[Excerpts from an interface dataset]
-------

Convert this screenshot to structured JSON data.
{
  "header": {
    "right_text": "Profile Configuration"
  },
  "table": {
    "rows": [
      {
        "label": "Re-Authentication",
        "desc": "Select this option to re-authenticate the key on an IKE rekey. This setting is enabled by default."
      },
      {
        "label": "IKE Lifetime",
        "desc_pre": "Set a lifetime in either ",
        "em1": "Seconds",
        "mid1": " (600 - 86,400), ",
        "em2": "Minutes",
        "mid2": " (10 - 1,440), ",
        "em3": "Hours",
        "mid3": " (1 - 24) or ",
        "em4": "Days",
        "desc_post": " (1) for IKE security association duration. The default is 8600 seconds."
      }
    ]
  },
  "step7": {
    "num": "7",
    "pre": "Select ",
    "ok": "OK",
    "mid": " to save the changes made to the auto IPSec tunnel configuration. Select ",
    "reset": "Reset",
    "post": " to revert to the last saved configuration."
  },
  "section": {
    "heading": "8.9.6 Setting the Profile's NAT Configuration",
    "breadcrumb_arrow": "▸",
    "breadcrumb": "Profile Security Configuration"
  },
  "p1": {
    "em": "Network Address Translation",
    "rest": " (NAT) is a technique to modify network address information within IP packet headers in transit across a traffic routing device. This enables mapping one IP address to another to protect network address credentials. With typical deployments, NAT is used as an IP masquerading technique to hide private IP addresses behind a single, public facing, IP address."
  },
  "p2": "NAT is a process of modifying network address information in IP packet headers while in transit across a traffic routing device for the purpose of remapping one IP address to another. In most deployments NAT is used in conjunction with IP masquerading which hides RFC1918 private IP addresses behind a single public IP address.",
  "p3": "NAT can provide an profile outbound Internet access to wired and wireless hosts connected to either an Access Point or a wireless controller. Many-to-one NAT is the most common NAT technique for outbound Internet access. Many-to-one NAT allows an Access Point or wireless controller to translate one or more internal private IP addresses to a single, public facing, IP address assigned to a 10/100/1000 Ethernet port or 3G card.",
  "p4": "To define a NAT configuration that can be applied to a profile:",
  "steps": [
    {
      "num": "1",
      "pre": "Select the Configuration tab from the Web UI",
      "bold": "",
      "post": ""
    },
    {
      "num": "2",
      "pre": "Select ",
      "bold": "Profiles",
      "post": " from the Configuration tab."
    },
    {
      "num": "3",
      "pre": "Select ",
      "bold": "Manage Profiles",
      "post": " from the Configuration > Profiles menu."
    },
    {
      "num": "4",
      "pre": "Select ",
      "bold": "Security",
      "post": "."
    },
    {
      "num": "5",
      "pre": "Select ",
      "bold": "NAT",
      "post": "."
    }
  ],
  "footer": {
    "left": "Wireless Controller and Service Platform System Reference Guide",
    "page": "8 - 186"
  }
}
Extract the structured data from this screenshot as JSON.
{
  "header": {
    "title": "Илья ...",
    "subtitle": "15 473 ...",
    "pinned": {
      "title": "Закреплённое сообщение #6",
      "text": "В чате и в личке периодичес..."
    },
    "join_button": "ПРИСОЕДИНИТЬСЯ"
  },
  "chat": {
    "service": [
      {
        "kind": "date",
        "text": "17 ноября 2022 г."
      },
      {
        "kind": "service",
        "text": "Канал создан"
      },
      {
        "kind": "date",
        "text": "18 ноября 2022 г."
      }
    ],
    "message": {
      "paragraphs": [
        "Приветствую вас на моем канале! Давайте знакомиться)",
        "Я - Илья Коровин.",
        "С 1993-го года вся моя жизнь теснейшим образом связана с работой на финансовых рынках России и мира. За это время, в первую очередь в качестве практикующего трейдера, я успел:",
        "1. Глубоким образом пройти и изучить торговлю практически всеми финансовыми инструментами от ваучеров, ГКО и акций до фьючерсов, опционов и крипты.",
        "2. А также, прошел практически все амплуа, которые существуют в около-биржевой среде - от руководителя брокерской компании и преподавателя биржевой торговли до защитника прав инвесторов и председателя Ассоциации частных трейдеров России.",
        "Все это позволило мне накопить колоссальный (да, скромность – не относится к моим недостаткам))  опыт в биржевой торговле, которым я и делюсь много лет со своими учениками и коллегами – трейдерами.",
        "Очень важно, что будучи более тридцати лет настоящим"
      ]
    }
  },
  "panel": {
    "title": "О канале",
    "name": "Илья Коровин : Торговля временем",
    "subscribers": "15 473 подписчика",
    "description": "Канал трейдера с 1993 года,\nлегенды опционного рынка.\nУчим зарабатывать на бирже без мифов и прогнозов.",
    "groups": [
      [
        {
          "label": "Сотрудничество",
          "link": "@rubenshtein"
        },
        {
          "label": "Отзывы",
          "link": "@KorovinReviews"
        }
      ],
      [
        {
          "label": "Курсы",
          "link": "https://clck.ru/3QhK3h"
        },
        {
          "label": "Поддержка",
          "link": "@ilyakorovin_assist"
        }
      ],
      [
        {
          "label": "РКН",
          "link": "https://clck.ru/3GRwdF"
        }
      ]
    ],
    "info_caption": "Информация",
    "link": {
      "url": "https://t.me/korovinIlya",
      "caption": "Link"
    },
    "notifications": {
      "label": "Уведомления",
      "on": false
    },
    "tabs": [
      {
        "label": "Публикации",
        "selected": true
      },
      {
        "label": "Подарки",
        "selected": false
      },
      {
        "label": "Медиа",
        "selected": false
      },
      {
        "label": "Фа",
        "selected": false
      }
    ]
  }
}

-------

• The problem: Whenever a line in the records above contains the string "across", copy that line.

• Written answer:
    "rest": " (NAT) is a technique to modify network address information within IP packet headers in transit across a traffic routing device. This enables mapping one IP address to another to protect network address credentials. With typical deployments, NAT is used as an IP masquerading technique to hide private IP addresses behind a single, public facing, IP address."
  "p2": "NAT is a process of modifying network address information in IP packet headers while in transit across a traffic routing device for the purpose of remapping one IP address to another. In most deployments NAT is used in conjunction with IP masquerading which hides RFC1918 private IP addresses behind a single public IP address.",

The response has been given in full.